FRIDAY, JUNE 22, 2018

Microneedle vaccine patches may be more effective than traditional inoculation, report shows

According to research conducted by a team of Emory University and Georgia Tech University scientists, microneedle vaccine patches were more effective at delivering influenza protection in mice than intramuscular or subcutaneous inoculation.

The skin contains a rich network of antigen-presenting cells, which can signal the immune system if attacked. The researchers observed that microneedle skin immunization with the inactivated influenza virus resulted in an increased immune system reaction, Science Daily reports.

Microneedle vaccination may also lead to a prolonged depositing of antigen, which could allow for a more efficient uptake by cells that present antigens.

"Our research reveals new details of the complex but efficient immune response to influenza virus provided by microneedle skin patches," Richard W. Compans, an Emory professor of immunology and microbiology, said, according to Science Daily. "Despite the success of vaccination against influenza, the virus has many subtypes, mutates rapidly and continues to elude complete and long-term protection, and therefore requires annual vaccination with an updated vaccine each year."

Skin immunization led to a local increase in cytokines. Cytokines are important for the recruitment of dendritic cells, monocytes and neutrophils, which are all important in the activation of a strong innate immune response against the influenza virus.

"New vaccine formulations and delivery methods such as vaccine-coated microneedle patches could provide an improved protective response, which would be of particular benefit to those at high risk of related complications," Compans said, according to Science Daily. "Vaccine delivery to the skin by microneedles is painless, and offers other advantages such as eliminating potential risks due to use of hypodermic needles."
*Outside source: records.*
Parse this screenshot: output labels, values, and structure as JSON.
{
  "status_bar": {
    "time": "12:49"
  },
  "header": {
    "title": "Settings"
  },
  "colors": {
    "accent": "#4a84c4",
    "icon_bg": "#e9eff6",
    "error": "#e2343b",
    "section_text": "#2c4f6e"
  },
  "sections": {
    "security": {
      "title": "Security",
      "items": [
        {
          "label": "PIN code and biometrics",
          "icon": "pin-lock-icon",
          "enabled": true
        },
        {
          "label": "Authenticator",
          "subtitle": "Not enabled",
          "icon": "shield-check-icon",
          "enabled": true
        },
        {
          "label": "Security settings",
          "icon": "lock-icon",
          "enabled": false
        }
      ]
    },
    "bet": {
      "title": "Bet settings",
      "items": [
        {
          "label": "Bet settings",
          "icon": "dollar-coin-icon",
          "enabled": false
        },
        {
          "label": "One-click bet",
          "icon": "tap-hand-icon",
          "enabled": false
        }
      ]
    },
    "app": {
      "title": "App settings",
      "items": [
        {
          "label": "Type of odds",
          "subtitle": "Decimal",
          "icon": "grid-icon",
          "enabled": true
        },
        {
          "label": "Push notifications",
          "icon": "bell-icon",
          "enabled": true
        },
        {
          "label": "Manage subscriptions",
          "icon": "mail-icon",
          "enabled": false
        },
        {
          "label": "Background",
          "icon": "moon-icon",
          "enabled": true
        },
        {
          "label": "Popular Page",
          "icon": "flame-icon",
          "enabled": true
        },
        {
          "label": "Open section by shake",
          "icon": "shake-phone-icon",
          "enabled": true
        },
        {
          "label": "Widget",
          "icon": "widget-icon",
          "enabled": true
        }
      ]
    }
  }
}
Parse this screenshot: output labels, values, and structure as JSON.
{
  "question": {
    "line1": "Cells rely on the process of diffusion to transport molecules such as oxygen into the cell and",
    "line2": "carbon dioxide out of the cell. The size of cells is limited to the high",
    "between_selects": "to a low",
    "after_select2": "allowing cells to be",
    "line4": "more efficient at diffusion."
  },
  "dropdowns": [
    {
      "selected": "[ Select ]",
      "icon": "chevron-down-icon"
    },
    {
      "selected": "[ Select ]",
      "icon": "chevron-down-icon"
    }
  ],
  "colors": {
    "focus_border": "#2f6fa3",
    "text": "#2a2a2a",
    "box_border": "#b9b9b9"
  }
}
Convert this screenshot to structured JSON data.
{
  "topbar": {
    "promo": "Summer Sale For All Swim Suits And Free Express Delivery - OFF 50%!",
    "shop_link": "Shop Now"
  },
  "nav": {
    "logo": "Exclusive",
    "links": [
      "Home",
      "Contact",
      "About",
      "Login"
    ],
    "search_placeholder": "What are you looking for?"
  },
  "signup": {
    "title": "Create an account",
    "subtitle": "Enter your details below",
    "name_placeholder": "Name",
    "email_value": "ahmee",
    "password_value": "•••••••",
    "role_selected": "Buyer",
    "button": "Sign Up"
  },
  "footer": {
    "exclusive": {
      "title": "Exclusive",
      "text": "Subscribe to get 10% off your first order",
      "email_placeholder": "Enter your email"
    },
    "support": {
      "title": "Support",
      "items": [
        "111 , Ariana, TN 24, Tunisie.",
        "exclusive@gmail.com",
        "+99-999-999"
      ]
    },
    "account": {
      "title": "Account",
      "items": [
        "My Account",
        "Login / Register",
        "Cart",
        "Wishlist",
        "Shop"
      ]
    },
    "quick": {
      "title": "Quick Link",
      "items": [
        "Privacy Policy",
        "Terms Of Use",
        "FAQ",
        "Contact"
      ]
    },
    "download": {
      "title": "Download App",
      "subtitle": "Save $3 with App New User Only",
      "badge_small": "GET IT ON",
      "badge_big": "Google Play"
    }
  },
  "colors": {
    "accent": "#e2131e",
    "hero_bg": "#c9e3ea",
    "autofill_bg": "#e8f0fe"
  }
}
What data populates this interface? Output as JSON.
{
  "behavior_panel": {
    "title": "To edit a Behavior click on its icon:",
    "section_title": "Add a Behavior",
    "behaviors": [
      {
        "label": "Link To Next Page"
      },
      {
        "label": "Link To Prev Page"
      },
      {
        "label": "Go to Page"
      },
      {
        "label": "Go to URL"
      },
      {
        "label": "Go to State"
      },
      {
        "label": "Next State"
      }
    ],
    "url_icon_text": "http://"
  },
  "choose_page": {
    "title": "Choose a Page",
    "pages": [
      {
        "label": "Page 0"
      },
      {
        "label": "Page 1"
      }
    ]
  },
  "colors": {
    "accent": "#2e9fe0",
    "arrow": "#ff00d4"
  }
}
The research was supported by grants from the National Institute of Biomedical Imaging and Bioengineering and the National Institute of Allergy and Infectious Diseases.